A recent study has revealed that we are closer to a mass extinction of Earth’s wildlife than we think. Human destruction of global wildlife is occurring at an alarming rate. This is according to a new study published in the journal Biological Reviews last week. ALSO READ: Africa’s biodiversity: We can’t protect what we don’t know THE […]
A recent study has revealed that we are closer to a mass extinction of Earth’s wildlife than we think.
Human destruction of global wildlife is occurring at an alarming rate. This is according to a new study published in the journal Biological Reviews last week.
THE FUTURE OF THE WORLD’S BIODIVERSITY IS AT STAKE
According to a report in the Jerusalem Post defaunation, defined as “the global-scale decline of animal biodiversity” is a disturbing consequence of human life on Earth, the authors of the peer-reviewed study found.
This level of mass extinction is tracked by the International Union for the Nature’s (IUCN) Red List conservation categories.
According to the IUCN’s Red List of Threatened Species, approximately one quarter of the the world’s animal populations are under threat of extinction and about one percent have already been declared extinct.
The study suggests that the IUCN report does not tell the full story.

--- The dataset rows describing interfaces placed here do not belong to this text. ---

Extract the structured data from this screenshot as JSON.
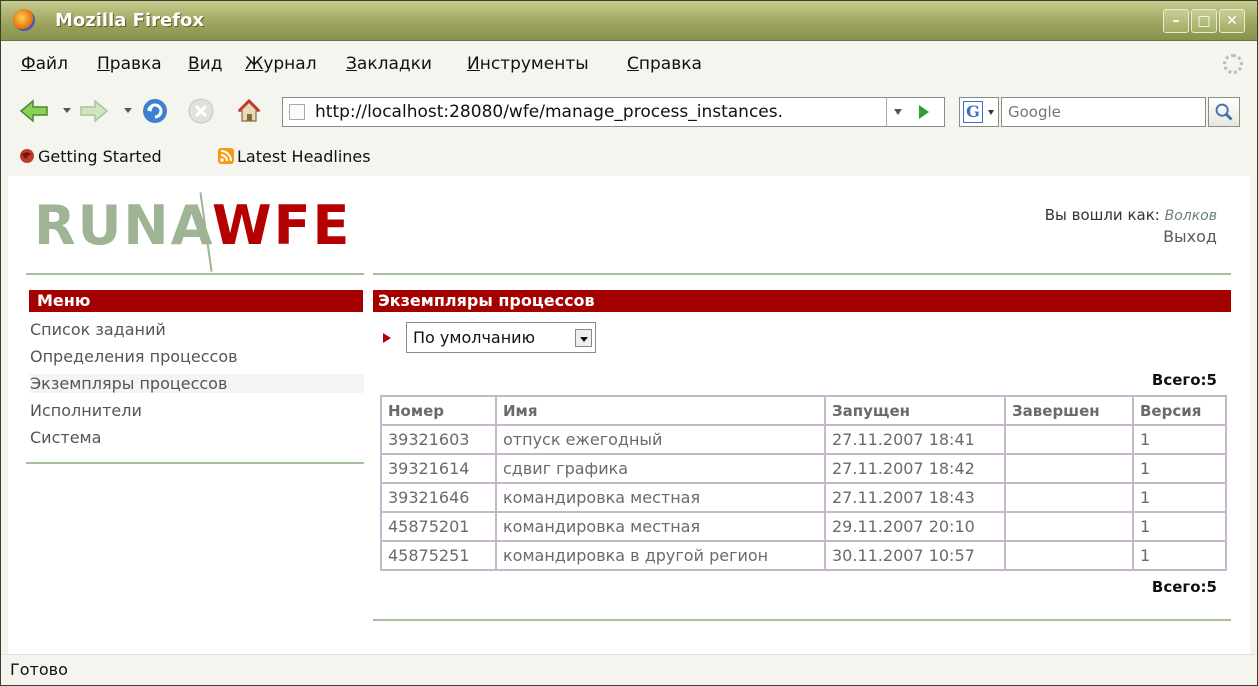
{
  "window": {
    "title": "Mozilla Firefox"
  },
  "menubar": {
    "items": [
      {
        "label": "Файл",
        "hot": "Ф",
        "rest": "айл"
      },
      {
        "label": "Правка",
        "hot": "П",
        "rest": "равка"
      },
      {
        "label": "Вид",
        "hot": "В",
        "rest": "ид"
      },
      {
        "label": "Журнал",
        "hot": "Ж",
        "rest": "урнал"
      },
      {
        "label": "Закладки",
        "hot": "З",
        "rest": "акладки"
      },
      {
        "label": "Инструменты",
        "hot": "И",
        "rest": "нструменты"
      },
      {
        "label": "Справка",
        "hot": "С",
        "rest": "правка"
      }
    ]
  },
  "navbar": {
    "url": "http://localhost:28080/wfe/manage_process_instances.",
    "search_placeholder": "Google"
  },
  "bookmarks": {
    "items": [
      "Getting Started",
      "Latest Headlines"
    ]
  },
  "page": {
    "logo_part1": "RUNA",
    "logo_part2": "WFE",
    "login_label": "Вы вошли как:",
    "login_user": "Волков",
    "logout": "Выход",
    "menu_title": "Меню",
    "menu_items": [
      "Список заданий",
      "Определения процессов",
      "Экземпляры процессов",
      "Исполнители",
      "Система"
    ],
    "section_title": "Экземпляры процессов",
    "filter_value": "По умолчанию",
    "total_top": "Всего:5",
    "total_bottom": "Всего:5",
    "table": {
      "headers": [
        "Номер",
        "Имя",
        "Запущен",
        "Завершен",
        "Версия"
      ],
      "rows": [
        [
          "39321603",
          "отпуск ежегодный",
          "27.11.2007 18:41",
          "",
          "1"
        ],
        [
          "39321614",
          "сдвиг графика",
          "27.11.2007 18:42",
          "",
          "1"
        ],
        [
          "39321646",
          "командировка местная",
          "27.11.2007 18:43",
          "",
          "1"
        ],
        [
          "45875201",
          "командировка местная",
          "29.11.2007 20:10",
          "",
          "1"
        ],
        [
          "45875251",
          "командировка в другой регион",
          "30.11.2007 10:57",
          "",
          "1"
        ]
      ]
    }
  },
  "status": {
    "text": "Готово"
  }
}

TRACKING POPULATIONS ARE AN INVALUABLE TOOL IN DETERMINING THE DECLINE IN SPECIES
The authors of the study suggest that extinctions are the result of a progressive population decline which eventually reaches a “tipping point” after which time it cannot recover.
“The circumstances that trigger the onset of these processes of decline can be multiple,” explained authors, “but they have in common an alteration in the interactions between environmental conditions and the traits that species have evolved to face those conditions – i.e., when patterns of natural selection change at rates that exceed a species’ ability to respond or adapt to such changes.”

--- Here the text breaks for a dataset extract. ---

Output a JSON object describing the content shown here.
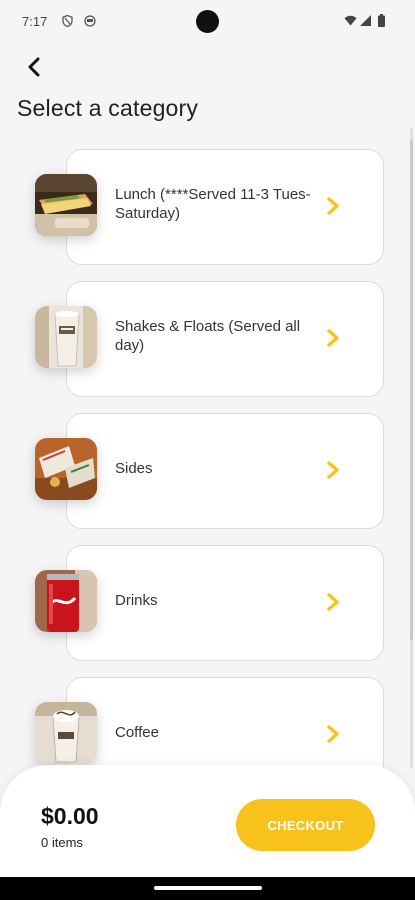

NOW IS A CRITICAL TIME TO INCREASE OUR CONSERVATION EFFORTS
The study also suggests that focusing on and publicising the rate of biodiversity decline must be a universal priority.
This article was originally published by Angeline Schwan.